Life in Ashoro, Japan from a Wetaskiwin point of view

Mitchell Bowie says language barrier a challenge

My name is Mitchell Bowie, one of the current coordinators of International Relations for the Ashoro Board of Education in Wetaskiwin’s sister-city, Ashoro, Japan.

I was born and raised in Wetaskiwin where I enjoyed playing hockey and golfing. After I graduated from university, I was fortunate enough to be presented with the opportunity to come to Japan to work in Ashoro. I arrived in Ashoro in March of 2019 and I am having a great experience learning to live in a vastly different country from Canada.

Ashoro is a small town tucked in between the rolling hills and mountains of Hokkaido, where approximately 6,500 people live and are supported by its large agricultural industry. Being from a relatively small city myself, it was a little easier to adjust to moving to a town like Ashoro.
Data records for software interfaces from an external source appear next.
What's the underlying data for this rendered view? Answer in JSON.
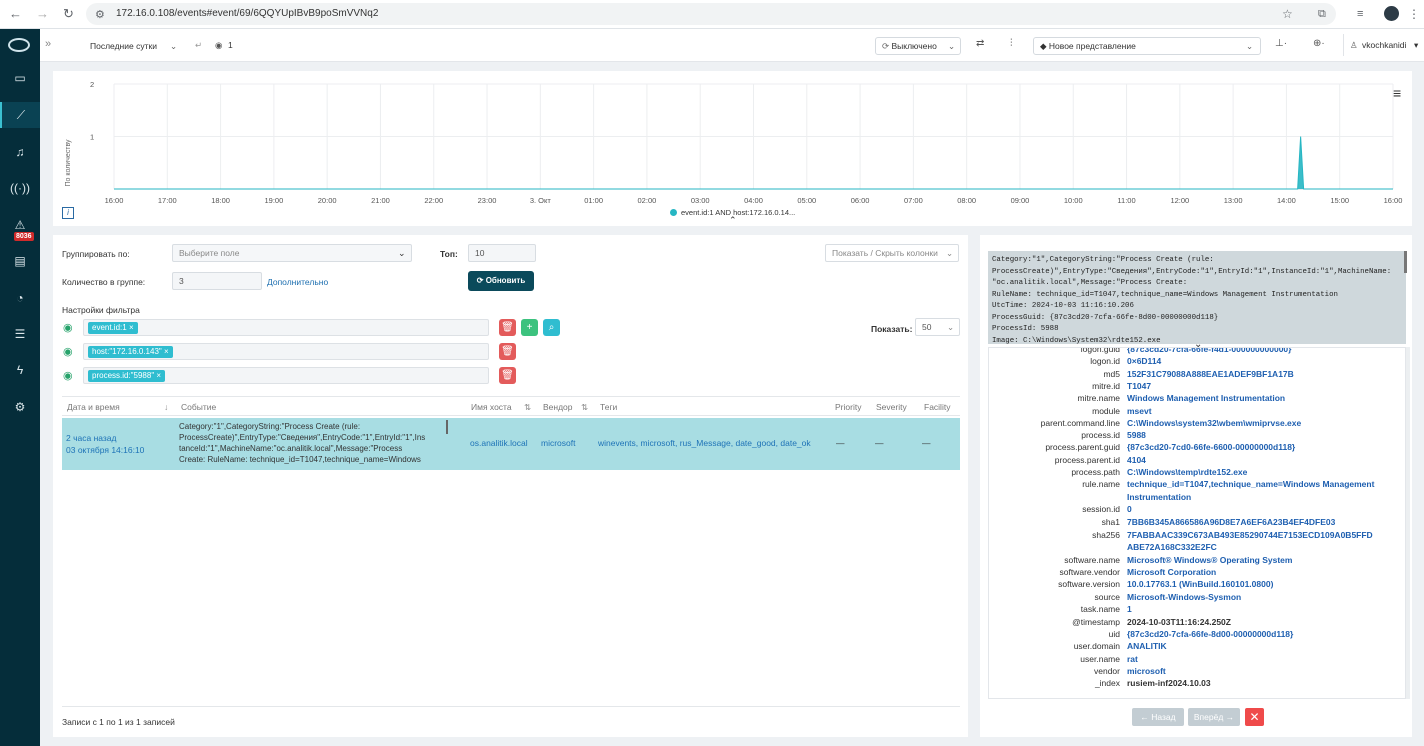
{
  "browser": {
    "url": "172.16.0.108/events#event/69/6QQYUpIBvB9poSmVVNq2",
    "back_icon": "arrow-left-icon",
    "forward_icon": "arrow-right-icon",
    "reload_icon": "reload-icon"
  },
  "sidebar": {
    "alert_badge": "8036",
    "items": [
      "logo-icon",
      "window-icon",
      "chart-icon",
      "bell-icon",
      "radio-icon",
      "warning-icon",
      "document-icon",
      "dashboard-icon",
      "list-icon",
      "bolt-icon",
      "gear-icon"
    ]
  },
  "toolbar": {
    "time_range": "Последние сутки",
    "live_count": "1",
    "refresh_mode": "Выключено",
    "view": "Новое представление",
    "user": "vkochkanidi"
  },
  "chart_data": {
    "type": "line",
    "ylabel": "По количеству",
    "ylim": [
      0,
      2
    ],
    "yticks": [
      "2",
      "1"
    ],
    "categories": [
      "16:00",
      "17:00",
      "18:00",
      "19:00",
      "20:00",
      "21:00",
      "22:00",
      "23:00",
      "3. Окт",
      "01:00",
      "02:00",
      "03:00",
      "04:00",
      "05:00",
      "06:00",
      "07:00",
      "08:00",
      "09:00",
      "10:00",
      "11:00",
      "12:00",
      "13:00",
      "14:00",
      "15:00",
      "16:00"
    ],
    "series": [
      {
        "name": "event.id:1 AND host:172.16.0.14...",
        "color": "#26b6c3",
        "peak_time": "14:16",
        "peak_value": 1
      }
    ]
  },
  "query": {
    "group_by_label": "Группировать по:",
    "group_by_placeholder": "Выберите поле",
    "top_label": "Топ:",
    "top_value": "10",
    "group_count_label": "Количество в группе:",
    "group_count_value": "3",
    "advanced_link": "Дополнительно",
    "refresh_button": "Обновить",
    "columns_toggle": "Показать / Скрыть колонки",
    "filter_settings_label": "Настройки фильтра",
    "filters": [
      "event.id:1",
      "host:\"172.16.0.143\"",
      "process.id:\"5988\""
    ],
    "show_label": "Показать:",
    "show_value": "50"
  },
  "table": {
    "headers": [
      "Дата и время",
      "Событие",
      "Имя хоста",
      "Вендор",
      "Теги",
      "Priority",
      "Severity",
      "Facility"
    ],
    "rows": [
      {
        "time_relative": "2 часа назад",
        "time_abs": "03 октября 14:16:10",
        "event_lines": [
          "Category:\"1\",CategoryString:\"Process Create (rule:",
          "ProcessCreate)\",EntryType:\"Сведения\",EntryCode:\"1\",EntryId:\"1\",Ins",
          "tanceId:\"1\",MachineName:\"oc.analitik.local\",Message:\"Process",
          "Create: RuleName: technique_id=T1047,technique_name=Windows"
        ],
        "host": "os.analitik.local",
        "vendor": "microsoft",
        "tags": "winevents, microsoft, rus_Message, date_good, date_ok",
        "priority": "—",
        "severity": "—",
        "facility": "—"
      }
    ],
    "footer": "Записи с 1 по 1 из 1 записей"
  },
  "detail": {
    "raw_lines": [
      "Category:\"1\",CategoryString:\"Process Create (rule:",
      "ProcessCreate)\",EntryType:\"Сведения\",EntryCode:\"1\",EntryId:\"1\",InstanceId:\"1\",MachineName:",
      "\"oc.analitik.local\",Message:\"Process Create:",
      "RuleName: technique_id=T1047,technique_name=Windows Management Instrumentation",
      "UtcTime: 2024-10-03 11:16:10.206",
      "ProcessGuid: {87c3cd20-7cfa-66fe-8d00-00000000d118}",
      "ProcessId: 5988",
      "Image: C:\\Windows\\System32\\rdte152.exe"
    ],
    "fields": [
      {
        "k": "logon.guid",
        "v": "{87c3cd20-7cfa-66fe-f4d1-000000000000}"
      },
      {
        "k": "logon.id",
        "v": "0×6D114"
      },
      {
        "k": "md5",
        "v": "152F31C79088A888EAE1ADEF9BF1A17B"
      },
      {
        "k": "mitre.id",
        "v": "T1047"
      },
      {
        "k": "mitre.name",
        "v": "Windows Management Instrumentation"
      },
      {
        "k": "module",
        "v": "msevt"
      },
      {
        "k": "parent.command.line",
        "v": "C:\\Windows\\system32\\wbem\\wmiprvse.exe"
      },
      {
        "k": "process.id",
        "v": "5988"
      },
      {
        "k": "process.parent.guid",
        "v": "{87c3cd20-7cd0-66fe-6600-00000000d118}"
      },
      {
        "k": "process.parent.id",
        "v": "4104"
      },
      {
        "k": "process.path",
        "v": "C:\\Windows\\temp\\rdte152.exe"
      },
      {
        "k": "rule.name",
        "v": "technique_id=T1047,technique_name=Windows Management",
        "v2": "Instrumentation"
      },
      {
        "k": "session.id",
        "v": "0"
      },
      {
        "k": "sha1",
        "v": "7BB6B345A866586A96D8E7A6EF6A23B4EF4DFE03"
      },
      {
        "k": "sha256",
        "v": "7FABBAAC339C673AB493E85290744E7153ECD109A0B5FFD",
        "v2": "ABE72A168C332E2FC"
      },
      {
        "k": "software.name",
        "v": "Microsoft® Windows® Operating System"
      },
      {
        "k": "software.vendor",
        "v": "Microsoft Corporation"
      },
      {
        "k": "software.version",
        "v": "10.0.17763.1 (WinBuild.160101.0800)"
      },
      {
        "k": "source",
        "v": "Microsoft-Windows-Sysmon"
      },
      {
        "k": "task.name",
        "v": "1"
      },
      {
        "k": "@timestamp",
        "v": "2024-10-03T11:16:24.250Z",
        "plain": true
      },
      {
        "k": "uid",
        "v": "{87c3cd20-7cfa-66fe-8d00-00000000d118}"
      },
      {
        "k": "user.domain",
        "v": "ANALITIK"
      },
      {
        "k": "user.name",
        "v": "rat"
      },
      {
        "k": "vendor",
        "v": "microsoft"
      },
      {
        "k": "_index",
        "v": "rusiem-inf2024.10.03",
        "plain": true
      }
    ],
    "prev_button": "← Назад",
    "next_button": "Вперёд →"
  }
}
It feels more familiar than being in a large city with millions of people. Since Ashoro is such a small place, everyone in town knows who “The Canadians” are, and they try to make us feel like we’re at home in the community.

In my time in Ashoro, there have been many challenges trying to adjust. I’ve been able to learn so much about how different the working culture, social gatherings, and daily interactions with people are compared to what I’m used to back home. The most difficult part about living in Japan has been the language barrier. Not having studied Japanese prior to coming to Ashoro, it was quite difficult to learn an entirely new language. The friends I’ve made, coworkers, and even students in Ashoro have been very helpful with me learning the little Japanese I know now. They are very understanding and patient with me as I continue to learn more.

The most rewarding part of this opportunity has been being able to teach the kids in Ashoro. We are currently teaching English to students at three rural elementary schools outside of town, one large elementary school in Ashoro, and at the Ashoro Junior High School. We get to organize English classes, play games and activities, and best of all, we get to interact with the students to make them feel more comfortable speaking English! The students are always excited to see us and eager to learn whenever we walk in the classroom, which makes it very easy to teach such a great group of kids.

Working in Ashoro has been great so far and I can’t wait to see what else Japan has in store for me. I hope more people from Wetaskiwin can come here to see what a wonderful place it is. I can’t wait to share more of my stories and experiences with everyone, and I hope you enjoy reading about Wetaskiwin’s sister-city!

-Submitted by Wetaskiwin Ashoro Friendship Society

student dies fieldtrip

Get local stories you won't find anywhere else right to your inbox.
Sign up here

Just Posted

Alberta predicting 400 to 6,600 deaths from COVID-19 in months to come

Alberta predicting 400 to 6,600 deaths from COVID-19 in months to come

Alberta RCMP have reported being threatened with COVID-19

Some members of the public are threatening RCMP by claiming to have COVID-19 and coughing on them.

25 new cases Tuesday in Alberta, provincial total at 1,373

Premier Jason Kenney to provide more information later in the evening

Special City Council meeting discusses potential curfew for City of Wetaskiwin

City of Wetaskiwin’s state of emergency has been renewed and no curfew will be implemented.

A message from the publisher

In good times and bad the Pipestone Flyer been here to provide valuable and trustworthy news.

Stettler couple brightens up the community with online Sunday afternoon sing-alongs

Doug and Shirley McKay play a variety of favourite tunes at 2 p.m. via Facebook

WATCH: Update from Prime Minister Trudeau

April 8 briefing from Ottawa

COVID-19 world update: 6.6 million U.S. jobless claims; alcohol sales banned in Bangkok

Comprehensive digest of coronavirus news items from around the world

Most Read